Your goal
Every entry below should be reproduced exactly, with all pictures left out.

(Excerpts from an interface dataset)
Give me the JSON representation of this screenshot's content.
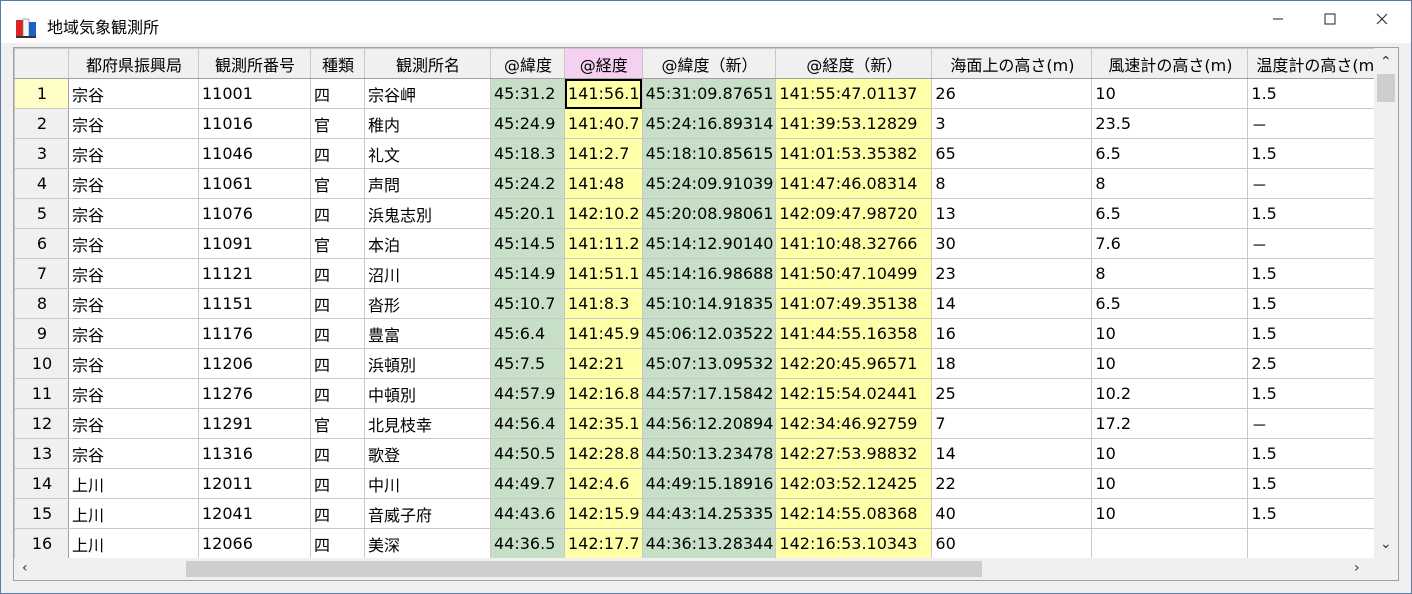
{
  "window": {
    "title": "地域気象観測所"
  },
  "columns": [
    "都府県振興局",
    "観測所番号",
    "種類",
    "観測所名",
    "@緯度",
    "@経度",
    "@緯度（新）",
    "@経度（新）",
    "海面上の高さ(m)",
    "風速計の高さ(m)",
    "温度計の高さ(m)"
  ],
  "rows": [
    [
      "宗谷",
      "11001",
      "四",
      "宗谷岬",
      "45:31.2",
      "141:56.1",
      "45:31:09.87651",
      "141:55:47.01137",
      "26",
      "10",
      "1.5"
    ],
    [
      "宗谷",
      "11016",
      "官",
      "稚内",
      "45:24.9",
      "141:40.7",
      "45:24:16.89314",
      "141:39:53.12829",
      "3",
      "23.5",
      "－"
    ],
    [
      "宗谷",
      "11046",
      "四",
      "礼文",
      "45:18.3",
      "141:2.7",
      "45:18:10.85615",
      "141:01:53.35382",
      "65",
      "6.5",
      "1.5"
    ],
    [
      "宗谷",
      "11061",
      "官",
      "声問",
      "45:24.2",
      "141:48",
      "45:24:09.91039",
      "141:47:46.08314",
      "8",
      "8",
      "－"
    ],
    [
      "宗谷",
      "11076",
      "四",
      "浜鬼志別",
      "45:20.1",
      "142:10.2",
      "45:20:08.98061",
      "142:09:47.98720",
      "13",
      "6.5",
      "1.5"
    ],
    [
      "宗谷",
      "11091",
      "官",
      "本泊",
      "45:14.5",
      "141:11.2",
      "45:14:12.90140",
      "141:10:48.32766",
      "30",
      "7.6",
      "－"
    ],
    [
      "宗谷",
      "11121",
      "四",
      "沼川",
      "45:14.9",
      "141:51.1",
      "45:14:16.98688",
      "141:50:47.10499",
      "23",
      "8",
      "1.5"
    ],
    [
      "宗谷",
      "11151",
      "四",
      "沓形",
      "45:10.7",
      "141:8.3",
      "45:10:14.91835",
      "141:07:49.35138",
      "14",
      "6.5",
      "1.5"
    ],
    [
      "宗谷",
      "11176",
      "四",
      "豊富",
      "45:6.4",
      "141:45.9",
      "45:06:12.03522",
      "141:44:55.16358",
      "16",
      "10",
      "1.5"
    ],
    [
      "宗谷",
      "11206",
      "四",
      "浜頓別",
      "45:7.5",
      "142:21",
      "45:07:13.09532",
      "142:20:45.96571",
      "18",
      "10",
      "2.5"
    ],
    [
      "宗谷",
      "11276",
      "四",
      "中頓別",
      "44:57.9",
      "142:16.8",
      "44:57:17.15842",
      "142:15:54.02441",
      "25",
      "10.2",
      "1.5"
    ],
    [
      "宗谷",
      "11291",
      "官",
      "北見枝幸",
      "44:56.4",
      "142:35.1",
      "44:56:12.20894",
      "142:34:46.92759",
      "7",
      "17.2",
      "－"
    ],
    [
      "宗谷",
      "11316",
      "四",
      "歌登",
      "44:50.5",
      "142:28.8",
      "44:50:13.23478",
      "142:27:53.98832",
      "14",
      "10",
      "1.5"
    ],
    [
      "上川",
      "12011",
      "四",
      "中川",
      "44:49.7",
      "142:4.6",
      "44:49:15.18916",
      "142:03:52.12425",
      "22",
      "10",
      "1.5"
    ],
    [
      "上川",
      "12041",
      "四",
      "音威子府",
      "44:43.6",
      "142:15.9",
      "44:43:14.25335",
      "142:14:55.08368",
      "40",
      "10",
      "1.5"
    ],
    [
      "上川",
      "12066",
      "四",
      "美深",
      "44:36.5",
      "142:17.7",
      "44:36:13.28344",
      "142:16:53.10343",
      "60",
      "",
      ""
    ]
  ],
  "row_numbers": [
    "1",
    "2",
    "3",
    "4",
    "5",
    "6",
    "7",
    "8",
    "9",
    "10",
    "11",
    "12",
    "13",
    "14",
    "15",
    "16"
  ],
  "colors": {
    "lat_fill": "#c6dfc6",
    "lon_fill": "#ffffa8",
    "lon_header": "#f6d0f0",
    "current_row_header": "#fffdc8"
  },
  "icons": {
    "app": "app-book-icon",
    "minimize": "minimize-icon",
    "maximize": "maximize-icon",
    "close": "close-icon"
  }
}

The completed task
Give me the JSON representation of this screenshot's content.
{
  "window": {
    "title": "地域気象観測所"
  },
  "columns": [
    "都府県振興局",
    "観測所番号",
    "種類",
    "観測所名",
    "@緯度",
    "@経度",
    "@緯度（新）",
    "@経度（新）",
    "海面上の高さ(m)",
    "風速計の高さ(m)",
    "温度計の高さ(m)"
  ],
  "rows": [
    [
      "宗谷",
      "11001",
      "四",
      "宗谷岬",
      "45:31.2",
      "141:56.1",
      "45:31:09.87651",
      "141:55:47.01137",
      "26",
      "10",
      "1.5"
    ],
    [
      "宗谷",
      "11016",
      "官",
      "稚内",
      "45:24.9",
      "141:40.7",
      "45:24:16.89314",
      "141:39:53.12829",
      "3",
      "23.5",
      "－"
    ],
    [
      "宗谷",
      "11046",
      "四",
      "礼文",
      "45:18.3",
      "141:2.7",
      "45:18:10.85615",
      "141:01:53.35382",
      "65",
      "6.5",
      "1.5"
    ],
    [
      "宗谷",
      "11061",
      "官",
      "声問",
      "45:24.2",
      "141:48",
      "45:24:09.91039",
      "141:47:46.08314",
      "8",
      "8",
      "－"
    ],
    [
      "宗谷",
      "11076",
      "四",
      "浜鬼志別",
      "45:20.1",
      "142:10.2",
      "45:20:08.98061",
      "142:09:47.98720",
      "13",
      "6.5",
      "1.5"
    ],
    [
      "宗谷",
      "11091",
      "官",
      "本泊",
      "45:14.5",
      "141:11.2",
      "45:14:12.90140",
      "141:10:48.32766",
      "30",
      "7.6",
      "－"
    ],
    [
      "宗谷",
      "11121",
      "四",
      "沼川",
      "45:14.9",
      "141:51.1",
      "45:14:16.98688",
      "141:50:47.10499",
      "23",
      "8",
      "1.5"
    ],
    [
      "宗谷",
      "11151",
      "四",
      "沓形",
      "45:10.7",
      "141:8.3",
      "45:10:14.91835",
      "141:07:49.35138",
      "14",
      "6.5",
      "1.5"
    ],
    [
      "宗谷",
      "11176",
      "四",
      "豊富",
      "45:6.4",
      "141:45.9",
      "45:06:12.03522",
      "141:44:55.16358",
      "16",
      "10",
      "1.5"
    ],
    [
      "宗谷",
      "11206",
      "四",
      "浜頓別",
      "45:7.5",
      "142:21",
      "45:07:13.09532",
      "142:20:45.96571",
      "18",
      "10",
      "2.5"
    ],
    [
      "宗谷",
      "11276",
      "四",
      "中頓別",
      "44:57.9",
      "142:16.8",
      "44:57:17.15842",
      "142:15:54.02441",
      "25",
      "10.2",
      "1.5"
    ],
    [
      "宗谷",
      "11291",
      "官",
      "北見枝幸",
      "44:56.4",
      "142:35.1",
      "44:56:12.20894",
      "142:34:46.92759",
      "7",
      "17.2",
      "－"
    ],
    [
      "宗谷",
      "11316",
      "四",
      "歌登",
      "44:50.5",
      "142:28.8",
      "44:50:13.23478",
      "142:27:53.98832",
      "14",
      "10",
      "1.5"
    ],
    [
      "上川",
      "12011",
      "四",
      "中川",
      "44:49.7",
      "142:4.6",
      "44:49:15.18916",
      "142:03:52.12425",
      "22",
      "10",
      "1.5"
    ],
    [
      "上川",
      "12041",
      "四",
      "音威子府",
      "44:43.6",
      "142:15.9",
      "44:43:14.25335",
      "142:14:55.08368",
      "40",
      "10",
      "1.5"
    ],
    [
      "上川",
      "12066",
      "四",
      "美深",
      "44:36.5",
      "142:17.7",
      "44:36:13.28344",
      "142:16:53.10343",
      "60",
      "",
      ""
    ]
  ],
  "row_numbers": [
    "1",
    "2",
    "3",
    "4",
    "5",
    "6",
    "7",
    "8",
    "9",
    "10",
    "11",
    "12",
    "13",
    "14",
    "15",
    "16"
  ],
  "colors": {
    "lat_fill": "#c6dfc6",
    "lon_fill": "#ffffa8",
    "lon_header": "#f6d0f0",
    "current_row_header": "#fffdc8"
  },
  "icons": {
    "app": "app-book-icon",
    "minimize": "minimize-icon",
    "maximize": "maximize-icon",
    "close": "close-icon"
  }
}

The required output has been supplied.